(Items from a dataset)
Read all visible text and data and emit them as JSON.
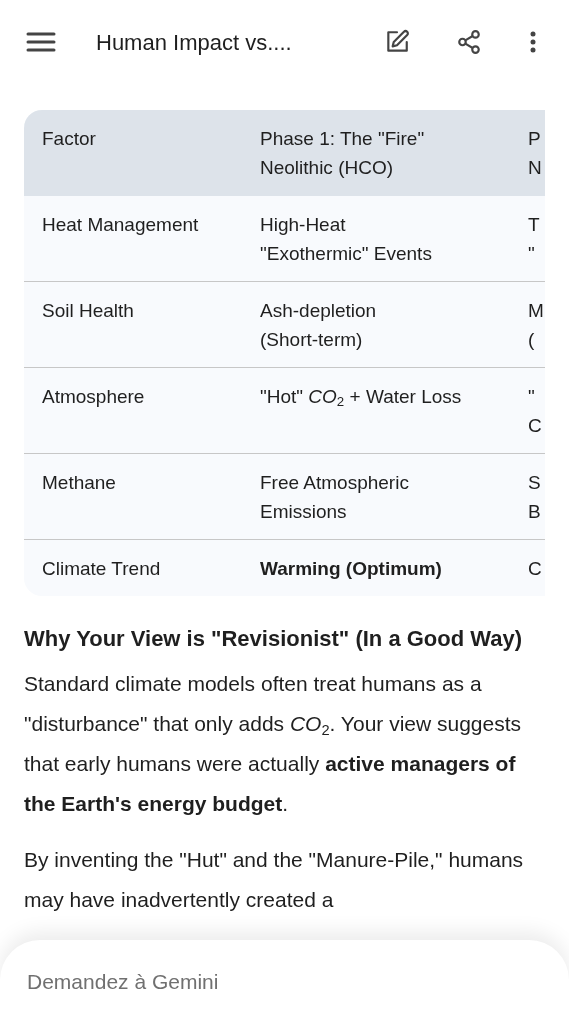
{
  "top_bar": {
    "title": "Human Impact vs...."
  },
  "table": {
    "columns": [
      {
        "label": "Factor"
      },
      {
        "label": "Phase 1: The \"Fire\" Neolithic (HCO)"
      },
      {
        "label": "P\nN"
      }
    ],
    "rows": [
      {
        "cells": [
          "Heat Management",
          "High-Heat\n\"Exothermic\" Events",
          "T\n\""
        ],
        "bold": false
      },
      {
        "cells": [
          "Soil Health",
          "Ash-depletion\n(Short-term)",
          "M\n("
        ],
        "bold": false
      },
      {
        "cells": [
          "Atmosphere",
          "\"Hot\" *CO*$_{2}$ + Water Loss",
          "\"\nC"
        ],
        "bold": false
      },
      {
        "cells": [
          "Methane",
          "Free Atmospheric\nEmissions",
          "S\nB"
        ],
        "bold": false
      },
      {
        "cells": [
          "Climate Trend",
          "Warming (Optimum)",
          "C"
        ],
        "bold": true
      }
    ]
  },
  "heading": "Why Your View is \"Revisionist\" (In a Good Way)",
  "paragraphs": [
    "Standard climate models often treat humans as a \"disturbance\" that only adds *CO*$_{2}$. Your view suggests that early humans were actually **active managers of the Earth's energy budget**.",
    "By inventing the \"Hut\" and the \"Manure-Pile,\" humans may have inadvertently created a"
  ],
  "prompt": {
    "placeholder": "Demandez à Gemini"
  }
}
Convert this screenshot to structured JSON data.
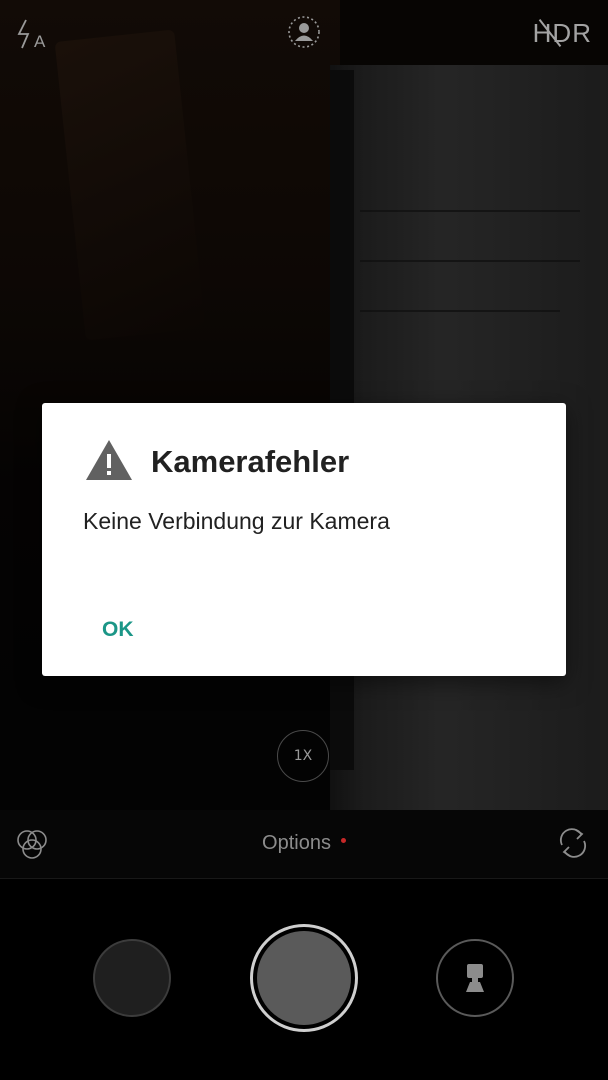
{
  "camera": {
    "top_bar": {
      "flash_icon": "flash-auto-icon",
      "portrait_icon": "portrait-mode-icon",
      "hdr_label": "HDR"
    },
    "zoom_label": "1X",
    "options": {
      "label": "Options",
      "indicator_color": "#c62828",
      "filters_icon": "filters-icon",
      "switch_camera_icon": "switch-camera-icon"
    },
    "controls": {
      "gallery_icon": "gallery-thumbnail",
      "shutter_icon": "shutter-button",
      "mode_icon": "camera-mode-icon"
    }
  },
  "dialog": {
    "icon": "warning-icon",
    "title": "Kamerafehler",
    "message": "Keine Verbindung zur Kamera",
    "ok_label": "OK",
    "accent_color": "#1b9687"
  }
}
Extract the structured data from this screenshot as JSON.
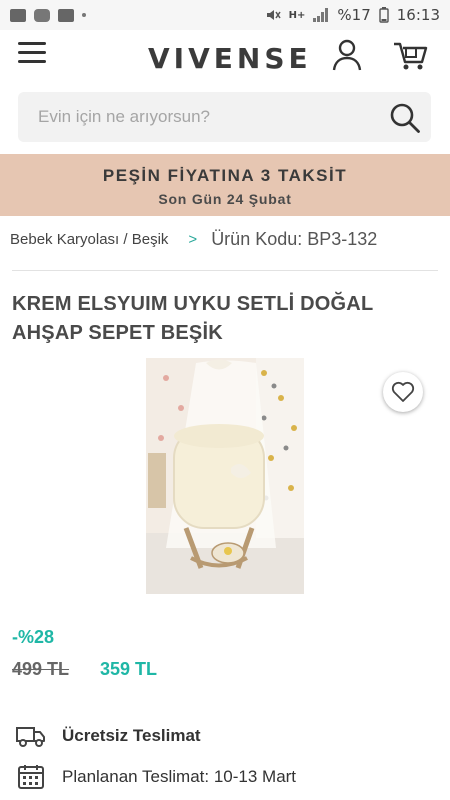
{
  "status_bar": {
    "battery": "%17",
    "time": "16:13",
    "network": "H+"
  },
  "header": {
    "logo": "VIVENSE",
    "icons": [
      "menu-icon",
      "user-icon",
      "cart-icon"
    ]
  },
  "search": {
    "placeholder": "Evin için ne arıyorsun?"
  },
  "promo": {
    "title": "PEŞİN FİYATINA 3 TAKSİT",
    "subtitle": "Son Gün 24 Şubat",
    "background": "#e6c6b2"
  },
  "breadcrumb": {
    "category": "Bebek Karyolası / Beşik",
    "separator": ">",
    "product_code": "Ürün Kodu: BP3-132"
  },
  "product": {
    "title": "KREM ELSYUIM UYKU SETLİ DOĞAL AHŞAP SEPET BEŞİK",
    "discount": "-%28",
    "old_price": "499 TL",
    "new_price": "359 TL",
    "accent_color": "#1fb7a6"
  },
  "delivery": {
    "free_shipping": "Ücretsiz Teslimat",
    "planned": "Planlanan Teslimat: 10-13 Mart"
  }
}
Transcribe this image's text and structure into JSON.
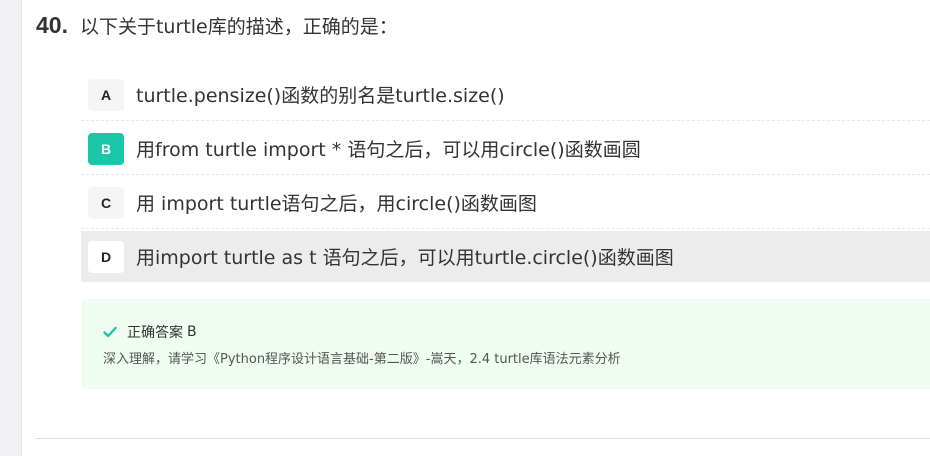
{
  "question": {
    "number": "40.",
    "text": "以下关于turtle库的描述，正确的是："
  },
  "options": [
    {
      "letter": "A",
      "text": "turtle.pensize()函数的别名是turtle.size()"
    },
    {
      "letter": "B",
      "text": "用from turtle import * 语句之后，可以用circle()函数画圆"
    },
    {
      "letter": "C",
      "text": "用 import turtle语句之后，用circle()函数画图"
    },
    {
      "letter": "D",
      "text": "用import turtle as t 语句之后，可以用turtle.circle()函数画图"
    }
  ],
  "answer": {
    "label": "正确答案",
    "value": "B",
    "explanation": "深入理解，请学习《Python程序设计语言基础-第二版》-嵩天，2.4 turtle库语法元素分析",
    "icon": "check-icon",
    "check_color": "#19c7a8"
  },
  "colors": {
    "correct_badge": "#19c7a8",
    "answer_bg": "#effdf0",
    "highlight_row": "#ececec"
  }
}
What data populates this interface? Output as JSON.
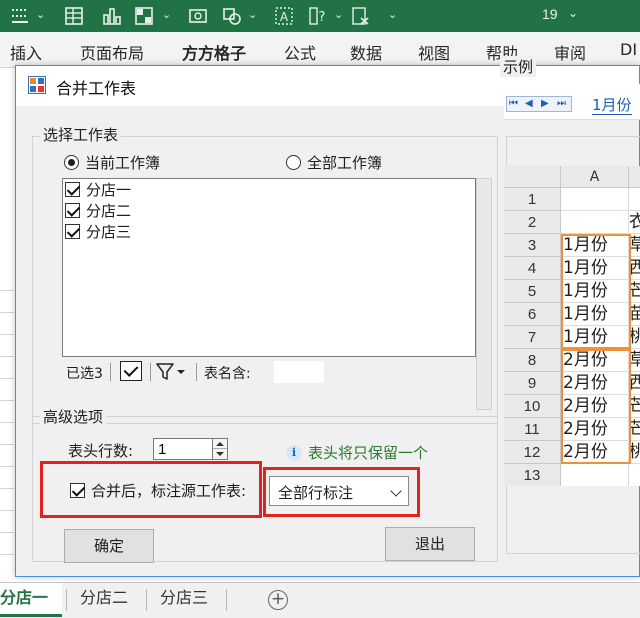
{
  "excel": {
    "quick_access_number": "19",
    "ribbon_tabs": [
      "插入",
      "页面布局",
      "方方格子",
      "公式",
      "数据",
      "视图",
      "帮助",
      "审阅",
      "DI"
    ],
    "sheet_tabs": [
      "分店一",
      "分店二",
      "分店三"
    ],
    "add_sheet_symbol": "+",
    "accent_color": "#217346"
  },
  "dialog": {
    "title": "合并工作表",
    "select_group": {
      "label": "选择工作表",
      "radio_current": "当前工作簿",
      "radio_all": "全部工作簿",
      "radio_selected": "current",
      "sheets": [
        {
          "name": "分店一",
          "checked": true
        },
        {
          "name": "分店二",
          "checked": true
        },
        {
          "name": "分店三",
          "checked": true
        }
      ],
      "selected_count": "已选3",
      "name_contains_label": "表名含:",
      "name_contains_value": ""
    },
    "advanced_group": {
      "label": "高级选项",
      "header_rows_label": "表头行数:",
      "header_rows_value": "1",
      "info_text": "表头将只保留一个",
      "mark_source_label": "合并后，标注源工作表:",
      "mark_source_checked": true,
      "mark_mode_value": "全部行标注"
    },
    "ok_button": "确定",
    "exit_button": "退出",
    "highlight_color": "#e0231f"
  },
  "example": {
    "label": "示例",
    "tab_name": "1月份",
    "column_header": "A",
    "rows": [
      {
        "num": "1",
        "a": "",
        "b": ""
      },
      {
        "num": "2",
        "a": "",
        "b": "衣"
      },
      {
        "num": "3",
        "a": "1月份",
        "b": "草"
      },
      {
        "num": "4",
        "a": "1月份",
        "b": "西"
      },
      {
        "num": "5",
        "a": "1月份",
        "b": "芒"
      },
      {
        "num": "6",
        "a": "1月份",
        "b": "苗"
      },
      {
        "num": "7",
        "a": "1月份",
        "b": "桃"
      },
      {
        "num": "8",
        "a": "2月份",
        "b": "草"
      },
      {
        "num": "9",
        "a": "2月份",
        "b": "西"
      },
      {
        "num": "10",
        "a": "2月份",
        "b": "芒"
      },
      {
        "num": "11",
        "a": "2月份",
        "b": "芒"
      },
      {
        "num": "12",
        "a": "2月份",
        "b": "桃"
      },
      {
        "num": "13",
        "a": "",
        "b": ""
      }
    ],
    "group_box_color": "#f0913a"
  }
}
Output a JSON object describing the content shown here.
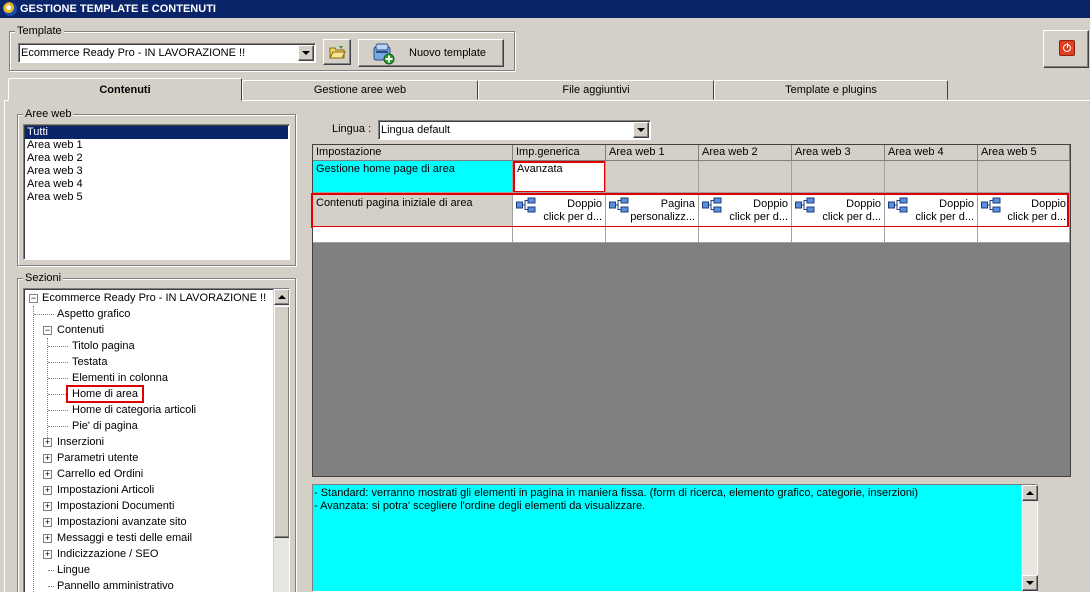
{
  "window": {
    "title": "GESTIONE TEMPLATE E CONTENUTI"
  },
  "template": {
    "group_label": "Template",
    "selected": "Ecommerce Ready Pro - IN LAVORAZIONE !!",
    "new_button_label": "Nuovo template"
  },
  "tabs": [
    {
      "label": "Contenuti"
    },
    {
      "label": "Gestione aree web"
    },
    {
      "label": "File aggiuntivi"
    },
    {
      "label": "Template e plugins"
    }
  ],
  "aree_web": {
    "group_label": "Aree web",
    "items": [
      "Tutti",
      "Area web 1",
      "Area web 2",
      "Area web 3",
      "Area web 4",
      "Area web 5"
    ],
    "selected": "Tutti"
  },
  "sezioni": {
    "group_label": "Sezioni",
    "tree": [
      {
        "label": "Ecommerce Ready Pro - IN LAVORAZIONE !!",
        "level": 0,
        "expander": "minus"
      },
      {
        "label": "Aspetto grafico",
        "level": 1,
        "expander": ""
      },
      {
        "label": "Contenuti",
        "level": 1,
        "expander": "minus"
      },
      {
        "label": "Titolo pagina",
        "level": 2,
        "expander": ""
      },
      {
        "label": "Testata",
        "level": 2,
        "expander": ""
      },
      {
        "label": "Elementi in colonna",
        "level": 2,
        "expander": ""
      },
      {
        "label": "Home di area",
        "level": 2,
        "expander": "",
        "highlighted": true
      },
      {
        "label": "Home di categoria articoli",
        "level": 2,
        "expander": ""
      },
      {
        "label": "Pie' di pagina",
        "level": 2,
        "expander": ""
      },
      {
        "label": "Inserzioni",
        "level": 1,
        "expander": "plus"
      },
      {
        "label": "Parametri utente",
        "level": 1,
        "expander": "plus"
      },
      {
        "label": "Carrello ed Ordini",
        "level": 1,
        "expander": "plus"
      },
      {
        "label": "Impostazioni Articoli",
        "level": 1,
        "expander": "plus"
      },
      {
        "label": "Impostazioni Documenti",
        "level": 1,
        "expander": "plus"
      },
      {
        "label": "Impostazioni avanzate sito",
        "level": 1,
        "expander": "plus"
      },
      {
        "label": "Messaggi e testi delle email",
        "level": 1,
        "expander": "plus"
      },
      {
        "label": "Indicizzazione / SEO",
        "level": 1,
        "expander": "plus"
      },
      {
        "label": "Lingue",
        "level": 1,
        "expander": ""
      },
      {
        "label": "Pannello amministrativo",
        "level": 1,
        "expander": ""
      }
    ]
  },
  "lingua": {
    "label": "Lingua :",
    "selected": "Lingua default"
  },
  "grid": {
    "headers": [
      "Impostazione",
      "Imp.generica",
      "Area web 1",
      "Area web 2",
      "Area web 3",
      "Area web 4",
      "Area web 5"
    ],
    "rows": [
      {
        "label": "Gestione home page di area",
        "cells": [
          "Avanzata",
          "",
          "",
          "",
          "",
          ""
        ]
      },
      {
        "label": "Contenuti pagina iniziale di area",
        "cells": [
          [
            "Doppio",
            "click per d..."
          ],
          [
            "Pagina",
            "personalizz..."
          ],
          [
            "Doppio",
            "click per d..."
          ],
          [
            "Doppio",
            "click per d..."
          ],
          [
            "Doppio",
            "click per d..."
          ],
          [
            "Doppio",
            "click per d..."
          ]
        ]
      }
    ]
  },
  "description": {
    "lines": [
      "- Standard: verranno mostrati gli elementi in pagina in maniera fissa. (form di ricerca, elemento grafico, categorie, inserzioni)",
      "- Avanzata: si potra' scegliere l'ordine degli elementi da visualizzare."
    ]
  },
  "colors": {
    "title_bar": "#0a246a",
    "highlight_cyan": "#00ffff",
    "selection_red": "#e00000"
  },
  "icons": [
    "app-icon",
    "folder-icon",
    "new-template-icon",
    "power-icon",
    "tree-structure-icon"
  ]
}
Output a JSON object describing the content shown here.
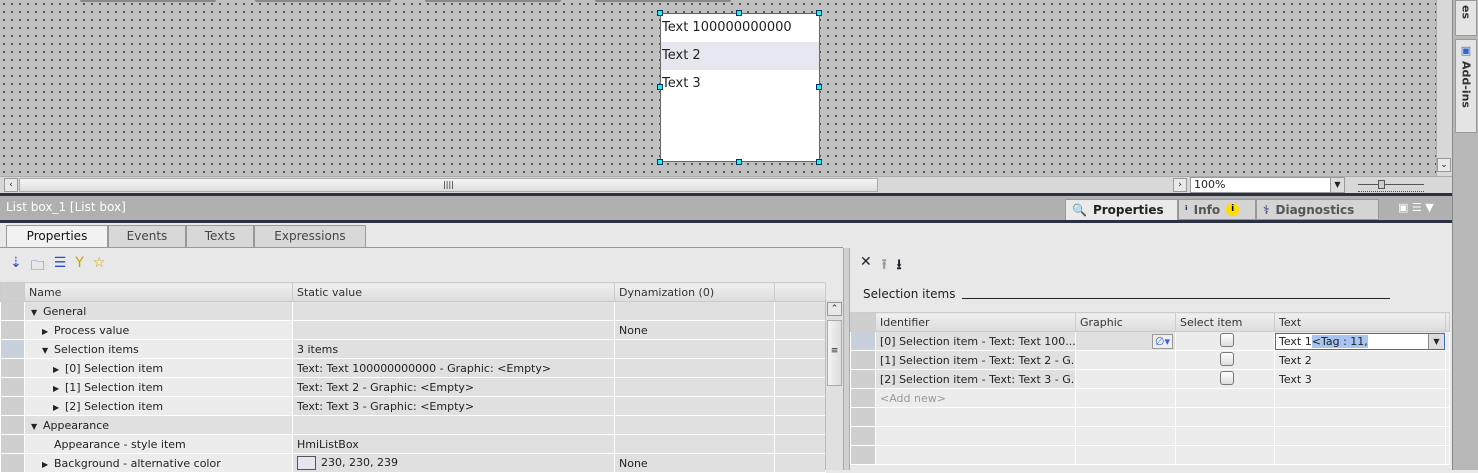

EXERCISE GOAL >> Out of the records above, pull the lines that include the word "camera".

OUTPUT BELOW >>
  "camera": {
      "switch_camera_icon": "switch-camera-icon"
      "mode_icon": "camera-mode-icon"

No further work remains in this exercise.